Goodmans has a high profile portfolio of clients from the entertainment sector. The practice specialises in film, television, digital media and book publishing. The entertainment law group is managed by David Zitzerman who has practiced entertainment law exclusively for 25 years. Working with his team, Mr Zitzerman represents American and Canadian studios, broadcasters, independent producers, game companies and talent agencies.
Lawyers at McCarthy Tétrault have in-depth knowledge of cyber security, privacy, data protection and copyright. Montréal-based Véronique Wattiez Larose is one of the firm’s key contacts with experience advising clients from the video game and music industries.
With a cross-border focus, Torys regularly advises international clients in a range of service areas, from traditional media and corporate transactions to commercial exploitation. In representative work, the team acted for Canada Pension Plan Investment Board in its USD 142.4 million acquisition of a 17.9 per cent stake in Entertainment One from Marwyn Value Investors.
DLA Piper has seven offices across Canada with diverse market coverage. The firm’s capacity was expanded in March 2015 after the firm merged with Vancouver-based law firm Davis. Leading practitioner Chris Bennett works with regional partners representing the sports and entertainment industries. The firm represents local and international clients on finance, corporate issues, production and rights acquisition and competition law.

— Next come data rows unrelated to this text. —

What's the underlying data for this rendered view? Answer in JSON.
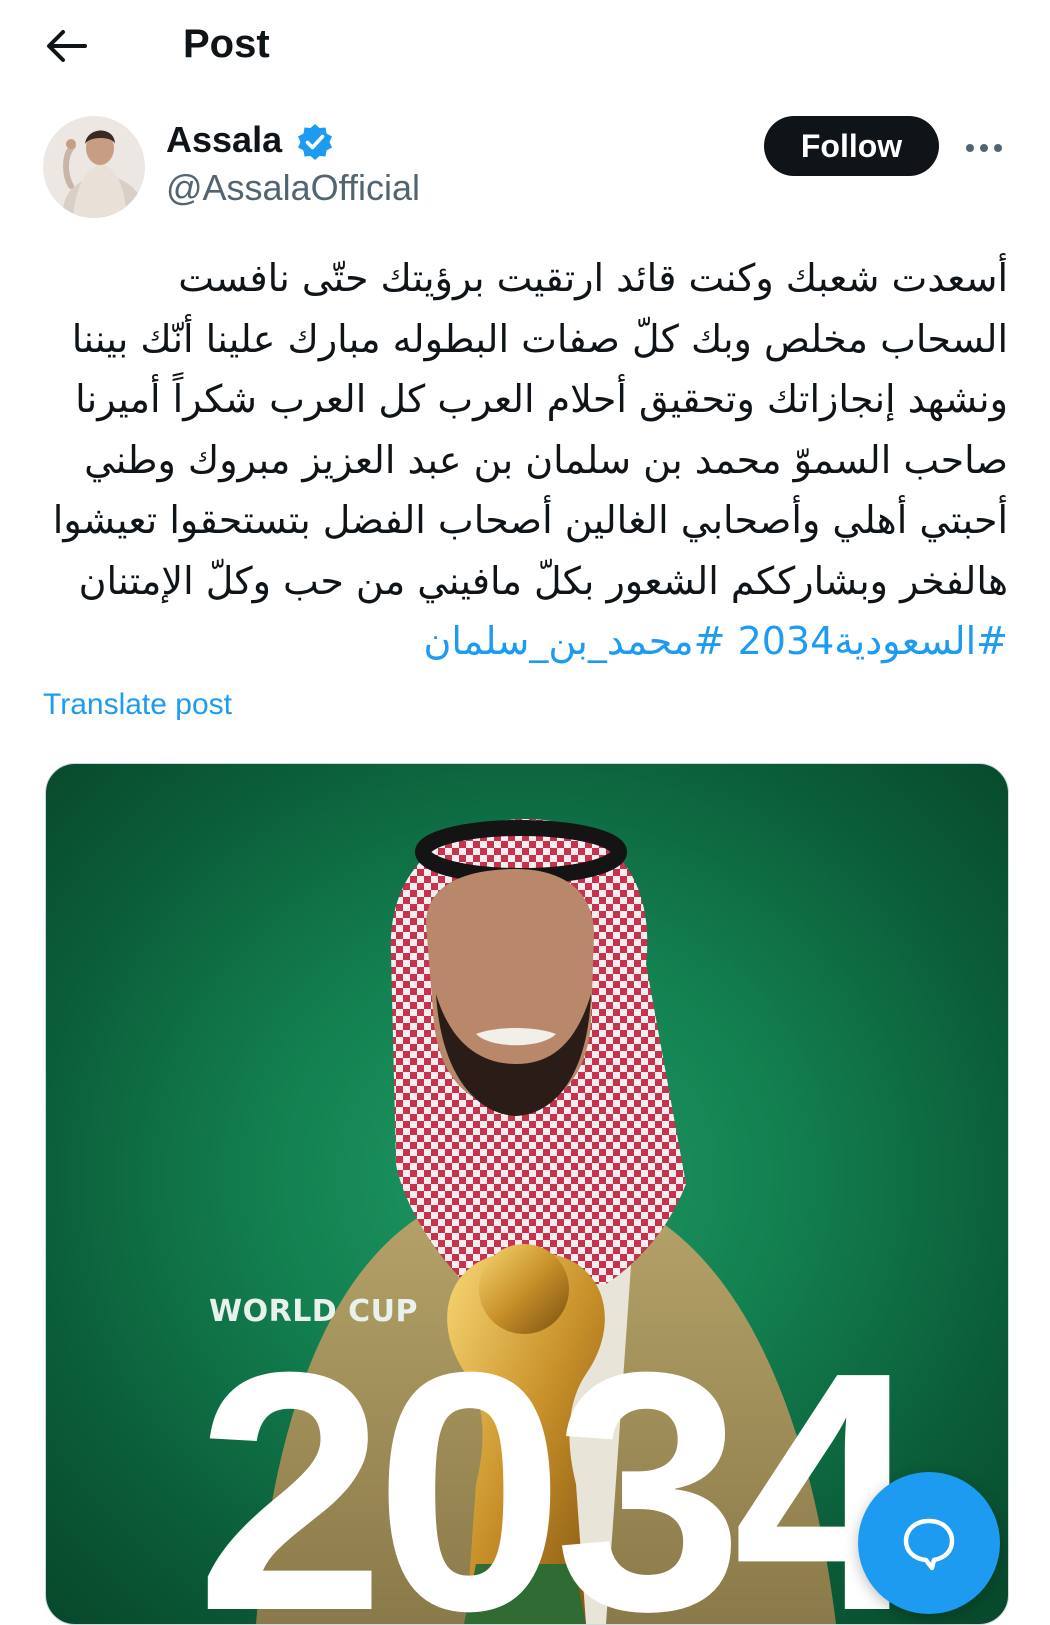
{
  "header": {
    "back_icon": "arrow-left-icon",
    "title": "Post"
  },
  "author": {
    "name": "Assala",
    "handle": "@AssalaOfficial",
    "verified_icon": "verified-badge-icon",
    "follow_label": "Follow",
    "more_icon": "more-horizontal-icon"
  },
  "post": {
    "text": "أسعدت شعبك وكنت قائد ارتقيت برؤيتك حتّى نافست السحاب مخلص وبك كلّ صفات البطوله مبارك علينا أنّك بيننا ونشهد إنجازاتك وتحقيق أحلام العرب كل العرب شكراً أميرنا صاحب السموّ محمد بن سلمان بن عبد العزيز مبروك وطني أحبتي أهلي وأصحابي الغالين أصحاب الفضل بتستحقوا تعيشوا هالفخر وبشارككم الشعور بكلّ مافيني من حب وكلّ الإمتنان",
    "hashtag_1": "#السعودية2034",
    "hashtag_2": "#محمد_بن_سلمان",
    "translate_label": "Translate post"
  },
  "media": {
    "caption_small": "WORLD CUP",
    "caption_large": "2034"
  },
  "fab": {
    "icon": "compose-reply-icon"
  },
  "colors": {
    "accent": "#1d9bf0",
    "text_primary": "#0f1419",
    "text_secondary": "#536471",
    "follow_bg": "#0f1419",
    "media_green": "#138050"
  }
}
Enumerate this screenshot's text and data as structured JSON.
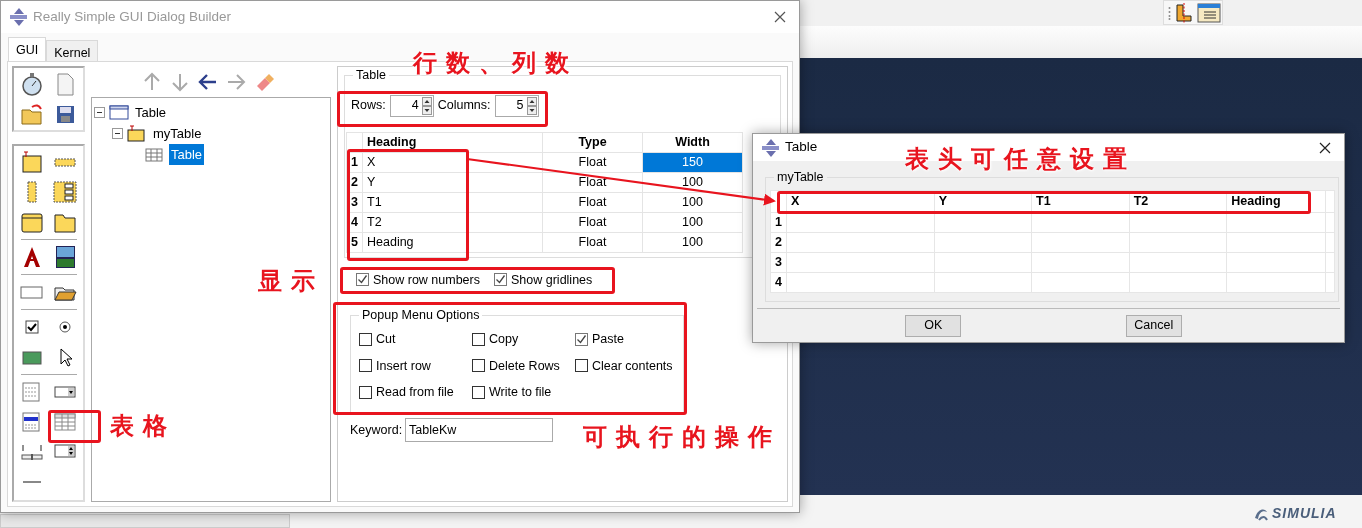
{
  "builder_window": {
    "title": "Really Simple GUI Dialog Builder",
    "tabs": [
      {
        "label": "GUI",
        "selected": true
      },
      {
        "label": "Kernel",
        "selected": false
      }
    ],
    "tree": [
      {
        "label": "Table",
        "kind": "dialog",
        "selected": false,
        "expanded": true,
        "children": [
          {
            "label": "myTable",
            "kind": "frame",
            "selected": false,
            "expanded": true,
            "children": [
              {
                "label": "Table",
                "kind": "table",
                "selected": true
              }
            ]
          }
        ]
      }
    ],
    "properties": {
      "group_title": "Table",
      "rows_label": "Rows:",
      "rows_value": "4",
      "columns_label": "Columns:",
      "columns_value": "5",
      "table": {
        "columns": [
          "Heading",
          "Type",
          "Width"
        ],
        "rows": [
          {
            "number": "1",
            "cells": [
              {
                "text": "X",
                "selected": false
              },
              {
                "text": "Float",
                "selected": false
              },
              {
                "text": "150",
                "selected": true
              }
            ]
          },
          {
            "number": "2",
            "cells": [
              {
                "text": "Y",
                "selected": false
              },
              {
                "text": "Float",
                "selected": false
              },
              {
                "text": "100",
                "selected": false
              }
            ]
          },
          {
            "number": "3",
            "cells": [
              {
                "text": "T1",
                "selected": false
              },
              {
                "text": "Float",
                "selected": false
              },
              {
                "text": "100",
                "selected": false
              }
            ]
          },
          {
            "number": "4",
            "cells": [
              {
                "text": "T2",
                "selected": false
              },
              {
                "text": "Float",
                "selected": false
              },
              {
                "text": "100",
                "selected": false
              }
            ]
          },
          {
            "number": "5",
            "cells": [
              {
                "text": "Heading",
                "selected": false
              },
              {
                "text": "Float",
                "selected": false
              },
              {
                "text": "100",
                "selected": false
              }
            ]
          }
        ]
      },
      "display_options": [
        {
          "label": "Show row numbers",
          "checked": true
        },
        {
          "label": "Show gridlines",
          "checked": true
        }
      ],
      "popup_menu": {
        "title": "Popup Menu Options",
        "items": [
          {
            "label": "Cut",
            "checked": false
          },
          {
            "label": "Copy",
            "checked": false
          },
          {
            "label": "Paste",
            "checked": true
          },
          {
            "label": "Insert row",
            "checked": false
          },
          {
            "label": "Delete Rows",
            "checked": false
          },
          {
            "label": "Clear contents",
            "checked": false
          },
          {
            "label": "Read from file",
            "checked": false
          },
          {
            "label": "Write to file",
            "checked": false
          }
        ]
      },
      "keyword": {
        "label": "Keyword:",
        "value": "TableKw"
      }
    }
  },
  "table_dialog": {
    "title": "Table",
    "group_title": "myTable",
    "columns": [
      "X",
      "Y",
      "T1",
      "T2",
      "Heading"
    ],
    "row_numbers": [
      "1",
      "2",
      "3",
      "4"
    ],
    "buttons": [
      "OK",
      "Cancel"
    ]
  },
  "annotations": [
    {
      "text": "行数、列数"
    },
    {
      "text": "表头可任意设置"
    },
    {
      "text": "显示"
    },
    {
      "text": "表格"
    },
    {
      "text": "可执行的操作"
    }
  ],
  "branding": {
    "text": "SIMULIA"
  }
}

McMillan’s media work ranges from financing, syndication and sponsorship through to securing international production and distribution rights. The media, communications and entertainment team, managed by Desmond Balakrishnan, advises recording artists, gaming companies, film and television producers and multimedia companies.

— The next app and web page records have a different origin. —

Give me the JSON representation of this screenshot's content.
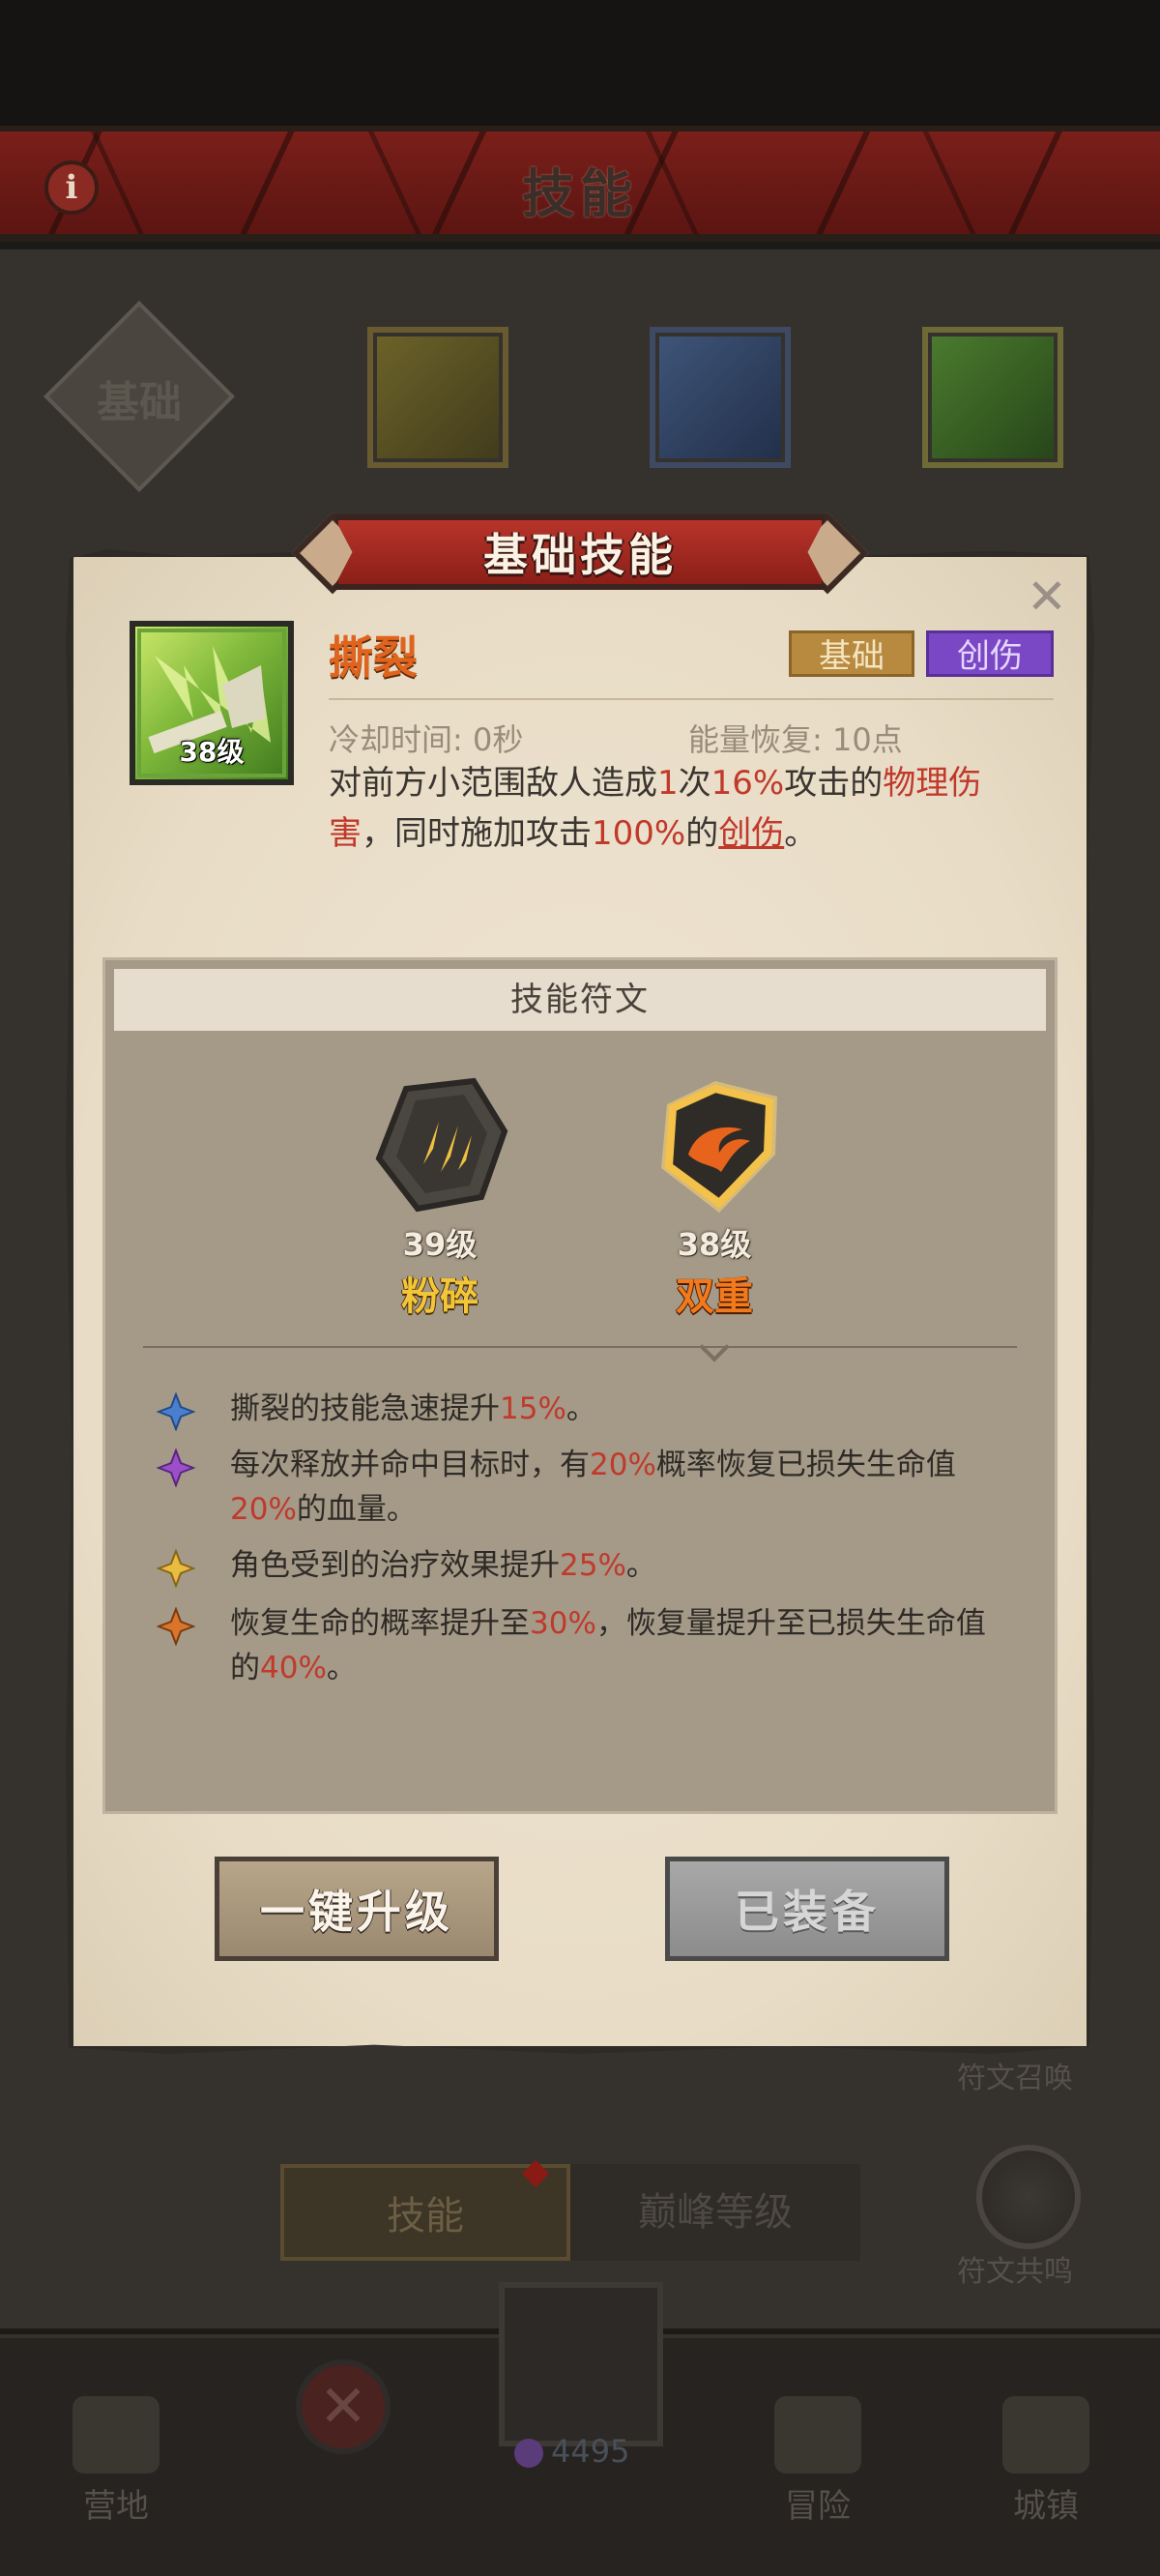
{
  "header": {
    "title": "技能",
    "info_glyph": "i"
  },
  "tabs": {
    "basic_label": "基础"
  },
  "dialog": {
    "banner_title": "基础技能",
    "close_glyph": "✕",
    "skill": {
      "name": "撕裂",
      "level": "38级",
      "tags": [
        "基础",
        "创伤"
      ],
      "cooldown": "冷却时间: 0秒",
      "energy": "能量恢复: 10点",
      "description": {
        "p1": "对前方小范围敌人造成",
        "v1": "1",
        "p2": "次",
        "v2": "16%",
        "p3": "攻击的",
        "v3": "物理伤害",
        "p4": "，同时施加攻击",
        "v4": "100%",
        "p5": "的",
        "v5": "创伤",
        "p6": "。"
      }
    },
    "runes": {
      "title": "技能符文",
      "items": [
        {
          "level": "39级",
          "name": "粉碎"
        },
        {
          "level": "38级",
          "name": "双重"
        }
      ],
      "effects": [
        {
          "color": "#4a7fd0",
          "pre": "撕裂的技能急速提升",
          "val": "15%",
          "post": "。"
        },
        {
          "color": "#9b4fc8",
          "pre": "每次释放并命中目标时，有",
          "val": "20%",
          "mid": "概率恢复已损失生命值",
          "val2": "20%",
          "post": "的血量。"
        },
        {
          "color": "#e0b030",
          "pre": "角色受到的治疗效果提升",
          "val": "25%",
          "post": "。"
        },
        {
          "color": "#d8752a",
          "pre": "恢复生命的概率提升至",
          "val": "30%",
          "mid": "，恢复量提升至已损失生命值的",
          "val2": "40%",
          "post": "。"
        }
      ]
    },
    "buttons": {
      "upgrade": "一键升级",
      "equipped": "已装备"
    }
  },
  "side": {
    "rune_summon": "符文召唤",
    "rune_resonance": "符文共鸣"
  },
  "bottom_tabs": {
    "skill": "技能",
    "peak": "巅峰等级"
  },
  "nav": {
    "camp": "营地",
    "adventure": "冒险",
    "town": "城镇",
    "currency": "4495"
  }
}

Toronto-based Stohn Hay Cafazzo Dembroski Richmond specialises in entertainment, marketing and copyright. Diana Cafazzo and Ron Hay are highlighted by peers who say both partners “are active in media and entertainment law and have been opposite us on numerous transactions in recent years.” The firm acts for clients in the film, music, broadcasting, publishing and sports industries.
Ranking and editorials
Blake, Cassels & Graydon
Norton Rose Fulbright
Stohn Hay Cafazzo Dembroski Richmond
Fasken Martineau DuMoulin
Smart & Biggar/Fetherstonhaugh
RANKING AND EDITORIALS